#### Task prompt
Your task is to return the data below, word for word.

(Excerpted data Opens)

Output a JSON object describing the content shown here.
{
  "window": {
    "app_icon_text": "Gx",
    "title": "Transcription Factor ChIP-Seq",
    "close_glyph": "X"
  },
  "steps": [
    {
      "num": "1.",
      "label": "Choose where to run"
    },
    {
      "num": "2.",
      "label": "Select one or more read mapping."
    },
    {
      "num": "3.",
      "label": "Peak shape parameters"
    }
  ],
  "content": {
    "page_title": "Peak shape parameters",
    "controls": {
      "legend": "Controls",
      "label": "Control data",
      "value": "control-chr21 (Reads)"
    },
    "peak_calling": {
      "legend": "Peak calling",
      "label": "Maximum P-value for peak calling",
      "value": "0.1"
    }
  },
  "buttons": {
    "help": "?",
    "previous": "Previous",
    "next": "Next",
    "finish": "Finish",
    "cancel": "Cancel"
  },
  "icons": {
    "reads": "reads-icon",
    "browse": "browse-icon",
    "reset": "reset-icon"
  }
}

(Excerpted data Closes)

#### Response area
Output a JSON object describing the content shown here.
{
  "window": {
    "app_icon_text": "Gx",
    "title": "Transcription Factor ChIP-Seq",
    "close_glyph": "X"
  },
  "steps": [
    {
      "num": "1.",
      "label": "Choose where to run"
    },
    {
      "num": "2.",
      "label": "Select one or more read mapping."
    },
    {
      "num": "3.",
      "label": "Peak shape parameters"
    }
  ],
  "content": {
    "page_title": "Peak shape parameters",
    "controls": {
      "legend": "Controls",
      "label": "Control data",
      "value": "control-chr21 (Reads)"
    },
    "peak_calling": {
      "legend": "Peak calling",
      "label": "Maximum P-value for peak calling",
      "value": "0.1"
    }
  },
  "buttons": {
    "help": "?",
    "previous": "Previous",
    "next": "Next",
    "finish": "Finish",
    "cancel": "Cancel"
  },
  "icons": {
    "reads": "reads-icon",
    "browse": "browse-icon",
    "reset": "reset-icon"
  }
}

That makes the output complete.